Prof. Van Schalkwyk stated that the most important changes include power relationships in supply chains, consumer demand, new products and technology in agriculture, government action and developments in neighbouring states. “At the moment there is very little cooperation between small-scale farmers, small-scale farmers and commercial farmers and farmers and processors. There are also low levels of processing, low levels of value adding and a lack of creative thinking in agriculture," he said.

“This must change – we need comprehensive agricultural support and new business ideas in agriculture. We need better infrastructure, value chain financing and improved institutional support,” he said.

Speaking about agriculture and institutional co-operation in the Free State, Mr Sugar Ramakarane, Chief Director of the Free State Department of Agriculture, said that the UFS plays a vital role in bringing together organised agriculture in the province. “The responsibility of transforming our economy cannot be done by government alone. We need partners like the UFS to assist us with bringing together the two most important stakeholders of the agricultural sector, namely the National Farmers’ Union (NAFU) and Free State Agriculture. You can assist us with harnessing co-operation and providing practical solutions," he said

Mr Ramakarane said that his department is aware of the university’s good work with emerging farmers. “But, I want to encourage the university to help us with skills transfer and the development of the emerging farmers. You can play a vital role in developing a mentorship programme. Yours remains a central and critical role of being torch bearers in guiding the transformation agenda of our country," he said.

In his contribution on the challenges of small scale farmers in South Africa and the role of the university, Mr Motsepe Matlala, President of NAFU, said that unity in organised agriculture and working together with other stakeholders has become even more crucial with regard to the global challenges now faced by the country. “The university should take the lead in guiding all farmers on how to respond to, among others, the global financial turmoil and politics, developments in trade negotiations, food prices, input costs and the availability of energy," he said.
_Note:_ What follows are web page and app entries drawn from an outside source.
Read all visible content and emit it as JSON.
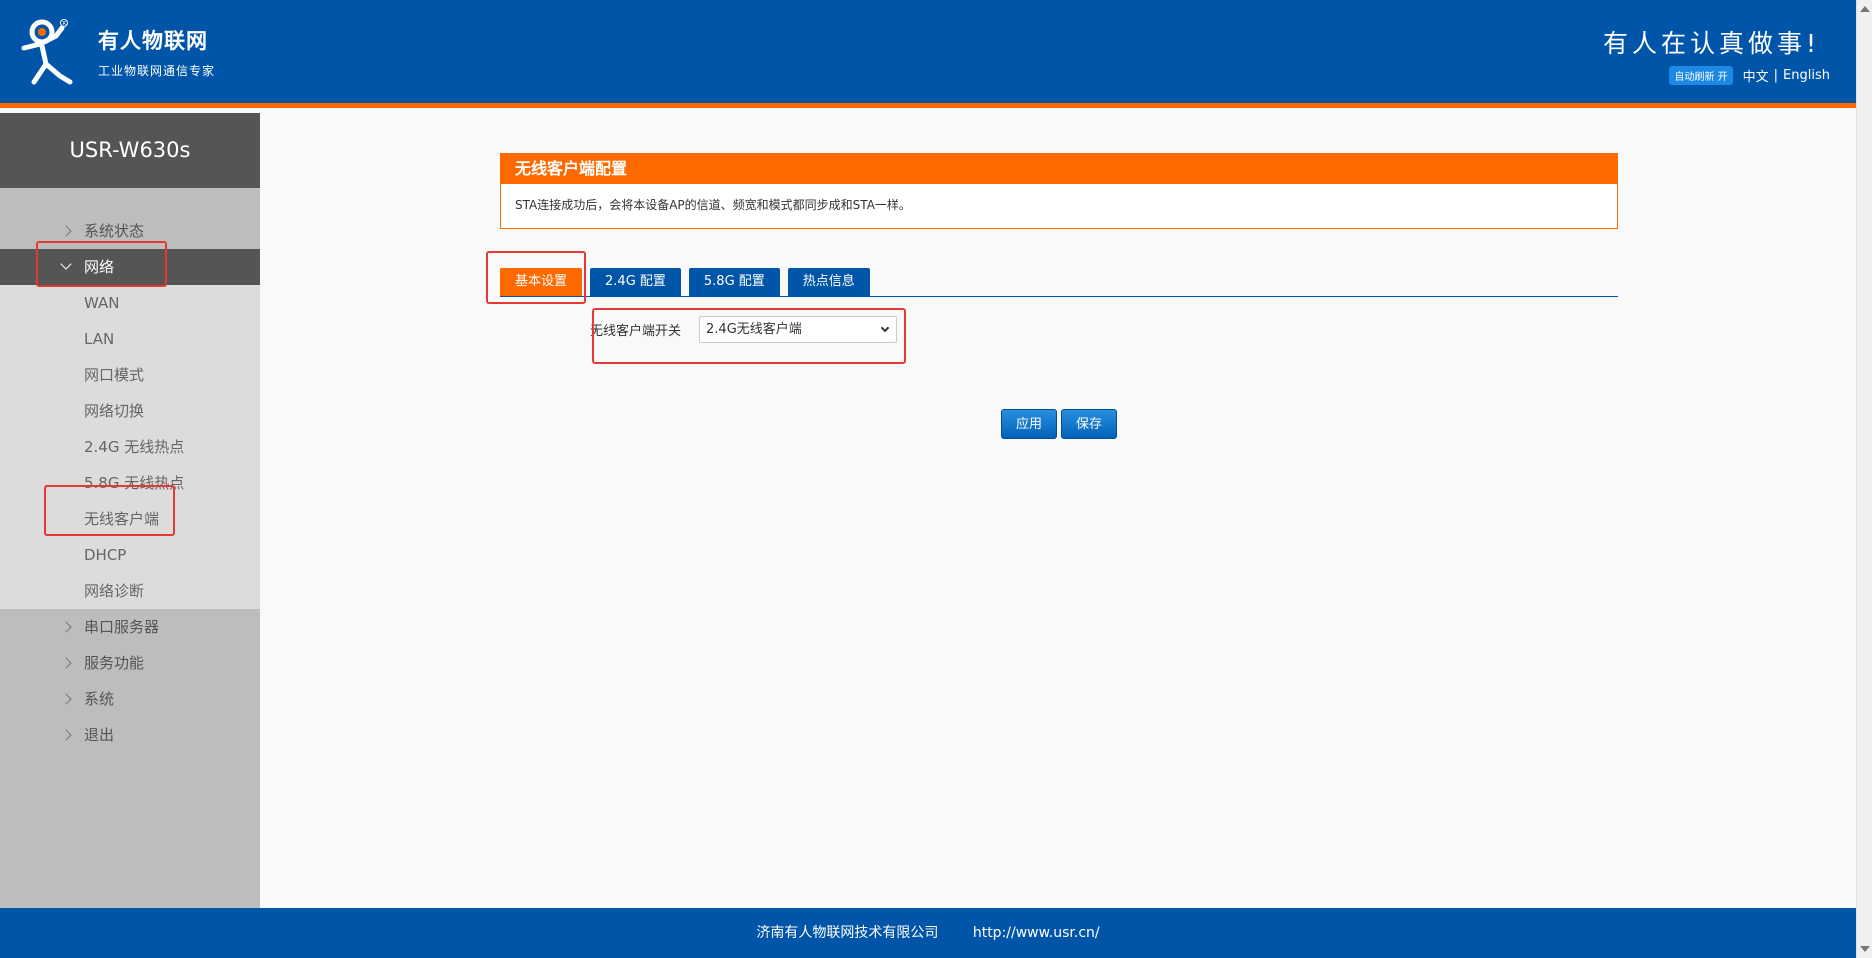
{
  "header": {
    "logo_title": "有人物联网",
    "logo_subtitle": "工业物联网通信专家",
    "slogan": "有人在认真做事!",
    "auto_refresh": "自动刷新 开",
    "lang_zh": "中文",
    "lang_sep": "|",
    "lang_en": "English"
  },
  "sidebar": {
    "device": "USR-W630s",
    "items": [
      {
        "label": "系统状态"
      },
      {
        "label": "网络"
      },
      {
        "label": "串口服务器"
      },
      {
        "label": "服务功能"
      },
      {
        "label": "系统"
      },
      {
        "label": "退出"
      }
    ],
    "network_sub": [
      {
        "label": "WAN"
      },
      {
        "label": "LAN"
      },
      {
        "label": "网口模式"
      },
      {
        "label": "网络切换"
      },
      {
        "label": "2.4G 无线热点"
      },
      {
        "label": "5.8G 无线热点"
      },
      {
        "label": "无线客户端"
      },
      {
        "label": "DHCP"
      },
      {
        "label": "网络诊断"
      }
    ]
  },
  "main": {
    "panel_title": "无线客户端配置",
    "panel_desc": "STA连接成功后，会将本设备AP的信道、频宽和模式都同步成和STA一样。",
    "tabs": [
      {
        "label": "基本设置"
      },
      {
        "label": "2.4G 配置"
      },
      {
        "label": "5.8G 配置"
      },
      {
        "label": "热点信息"
      }
    ],
    "field_label": "无线客户端开关",
    "field_value": "2.4G无线客户端",
    "apply_label": "应用",
    "save_label": "保存"
  },
  "footer": {
    "company": "济南有人物联网技术有限公司",
    "url": "http://www.usr.cn/"
  },
  "colors": {
    "brand_blue": "#0055a8",
    "accent_orange": "#ff6a00",
    "annotation_red": "#e53935"
  }
}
“If the UFS, and more specifically the Faculty of Natural and Agricultural Sciences, is to continue to play a leading role in academia as well as in the production of research that matters to the growth and development of this country, it must adopt an approach that seeks to harness the capacity of everyone in an inclusive manner. The strides already made in this regard must be applauded,” Mr Matlala said.

Speaking on the future challenges in agriculture and the role of universities, Mr Hans van der Merwe, Executive Head of Agri SA said that South Africa has not spent money on agricultural development in a long time. “We must increase our product capacity in the agricultural sector. Universities must focus on cultivating enough expertise and the skills necessary to manage the resources and capacity needed," he said. In his view, South Africa must also focus on technological advancement in agriculture as this has also been neglected in the past. He urged universities to provide best-practice education and to look at international trends in agricultural training. “That is why we should not only focus our attention on South Africa, but on southern Africa,” Mr van der Merwe said.

In conclusion to the day’s programme, Mr Corwyn Botha, Chairperson of the Agricultural Business Chamber, Managing Director of the Cape Agri Group and former Kovsie stated that: “If you want to be an example of leadership, people around you must do better because you are there. A university should evaluate itself in this context. You cannot create solutions to problems with the same attitude in which the problems were created."

Media Release
Issued by: Lacea Loader
Assistant Director: Media Liaison
Tel: 051 401 2584
Cell: 083 645 2454
E-mail: loaderl.stg@ufs.ac.za  
28 November 2008
 

We use cookies to make interactions with our websites and services easy and meaningful. To better understand how they are used, read more about the UFS cookie policy. By continuing to use this site you are giving us your consent to do this.

Accept